Incidentally, I'm one of the organizers of the Washington, DC cryptoparty. It's probably going to be held at HacDC late in September or October, but this is a busy time of year for the HacDC physical space so there isn't a solid date yet. When there is, I'll post it far and wide. So, bring your laptops, bring your own beer, bring your Luther Blissett nametags and your Groucho glasses, and a little local hard currency to help defray the cost of pizza delivery. The corrupted nerds will train you up.

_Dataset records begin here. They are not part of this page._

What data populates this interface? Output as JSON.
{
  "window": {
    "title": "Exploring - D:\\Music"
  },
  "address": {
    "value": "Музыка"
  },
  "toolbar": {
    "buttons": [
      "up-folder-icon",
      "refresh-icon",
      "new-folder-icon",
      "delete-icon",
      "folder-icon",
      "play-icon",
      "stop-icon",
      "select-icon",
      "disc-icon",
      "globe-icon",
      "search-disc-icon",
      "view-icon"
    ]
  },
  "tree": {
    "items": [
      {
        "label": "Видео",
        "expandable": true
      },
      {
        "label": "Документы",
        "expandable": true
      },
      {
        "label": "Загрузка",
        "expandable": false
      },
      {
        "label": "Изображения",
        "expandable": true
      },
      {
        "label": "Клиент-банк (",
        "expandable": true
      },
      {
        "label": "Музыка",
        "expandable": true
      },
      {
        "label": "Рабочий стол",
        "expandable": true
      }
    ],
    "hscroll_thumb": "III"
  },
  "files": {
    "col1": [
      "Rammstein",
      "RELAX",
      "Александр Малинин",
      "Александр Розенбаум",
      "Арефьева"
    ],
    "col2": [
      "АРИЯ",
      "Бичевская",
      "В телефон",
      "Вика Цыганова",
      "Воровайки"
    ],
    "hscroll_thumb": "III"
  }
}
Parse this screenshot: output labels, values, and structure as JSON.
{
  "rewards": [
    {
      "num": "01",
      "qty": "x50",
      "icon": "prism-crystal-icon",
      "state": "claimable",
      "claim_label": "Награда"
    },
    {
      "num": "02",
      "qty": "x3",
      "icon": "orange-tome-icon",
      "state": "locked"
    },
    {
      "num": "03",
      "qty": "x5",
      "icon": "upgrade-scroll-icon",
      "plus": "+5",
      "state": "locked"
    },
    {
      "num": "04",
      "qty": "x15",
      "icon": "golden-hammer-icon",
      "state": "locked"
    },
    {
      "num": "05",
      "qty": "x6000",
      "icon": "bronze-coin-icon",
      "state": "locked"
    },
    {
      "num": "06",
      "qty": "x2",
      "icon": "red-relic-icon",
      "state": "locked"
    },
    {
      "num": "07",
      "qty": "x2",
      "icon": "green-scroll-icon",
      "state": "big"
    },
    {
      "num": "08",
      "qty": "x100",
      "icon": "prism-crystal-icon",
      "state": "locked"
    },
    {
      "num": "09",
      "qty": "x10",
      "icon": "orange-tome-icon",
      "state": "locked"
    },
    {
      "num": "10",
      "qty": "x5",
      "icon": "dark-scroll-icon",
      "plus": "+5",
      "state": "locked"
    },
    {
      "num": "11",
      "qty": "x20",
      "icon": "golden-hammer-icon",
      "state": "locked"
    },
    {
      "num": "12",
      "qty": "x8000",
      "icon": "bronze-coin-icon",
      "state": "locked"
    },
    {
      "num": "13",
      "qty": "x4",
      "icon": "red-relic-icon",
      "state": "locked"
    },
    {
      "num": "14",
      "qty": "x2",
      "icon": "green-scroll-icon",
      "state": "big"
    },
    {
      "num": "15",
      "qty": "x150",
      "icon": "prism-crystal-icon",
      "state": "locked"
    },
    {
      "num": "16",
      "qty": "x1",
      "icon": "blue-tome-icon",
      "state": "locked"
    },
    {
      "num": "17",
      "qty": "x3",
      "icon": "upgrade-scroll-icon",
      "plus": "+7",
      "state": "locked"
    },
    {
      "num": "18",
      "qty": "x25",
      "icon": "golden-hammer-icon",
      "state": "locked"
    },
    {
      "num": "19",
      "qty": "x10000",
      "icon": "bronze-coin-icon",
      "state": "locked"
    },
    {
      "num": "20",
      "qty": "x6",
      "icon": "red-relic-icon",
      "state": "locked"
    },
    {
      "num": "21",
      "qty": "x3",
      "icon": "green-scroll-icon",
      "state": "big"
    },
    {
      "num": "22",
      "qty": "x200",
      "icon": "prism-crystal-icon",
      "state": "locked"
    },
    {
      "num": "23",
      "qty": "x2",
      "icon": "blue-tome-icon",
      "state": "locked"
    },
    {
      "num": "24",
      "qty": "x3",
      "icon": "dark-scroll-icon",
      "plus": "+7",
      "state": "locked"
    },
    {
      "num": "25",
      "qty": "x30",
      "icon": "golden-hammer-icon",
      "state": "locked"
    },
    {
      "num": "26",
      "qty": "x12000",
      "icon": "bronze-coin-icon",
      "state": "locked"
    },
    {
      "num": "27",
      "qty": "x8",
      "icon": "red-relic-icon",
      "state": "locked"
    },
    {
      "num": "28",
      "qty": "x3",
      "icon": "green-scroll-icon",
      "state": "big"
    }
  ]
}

Seeing as how I feel as if somebody entered me into a butt kicking contest while I have a bum leg, I've finally reached the breaking point. I have too much data to sort through, to be blunt. Between all of the files on Windbringer (now well over three quarters of a million and growing daily), nearly a dozen e-mail accounts, and data in services all over the Net trying to find anything in a hurry has become difficult in the extreme. While waiting for messages to migrate from server to server I did a couple of searches on "personal search engine" and discovered an application called Recoll for Linux. Recoll is basically a GUI front-end to a bunch of scripts that determine the MIME types of files, run them through dissectors to extract their contents, and store them in Xapian databases where they can then be searched. After a little jiggery pokery I turned Windbringer loose to index my home directory, a task that I let run overnight. The next afternoon when Haxwithaxe, Sitwon, and I were arranging lodgings and telecommunications for the conference in Barcelona I was using Recoll to search Windbringer in realtime and use the information to help set things up. Accessing Recoll's search indices was practically transparent as far as my workflow goes, and I've been using it pretty heavily since then. In point of fact, in just twelve hours Recoll has become indispensible to me. I've already written a couple of utility scripts that make it a better fit for use on laptop computers, and I'm strongly considering retiring some of the information indexing agents in favor of a new generation of agents that index directly into Recoll rather than page, text, or e-mail me alerts.
My only (very minor) complaint about Recoll is that while the indices are being updated by the recollindex daemon system load goes up (and thus, system responsiveness goes down). This can't be helped because the application has to find all of the new and recently updated files and re-index them, otherwise your search index will be out of date and less useful to so. So, keep this in mind. That said, I can't recommend Recoll enough if you're a Linux user, see if your distro packages it and if it does give it a try. You won't be sorry.
I suppose I should talk about work a bit.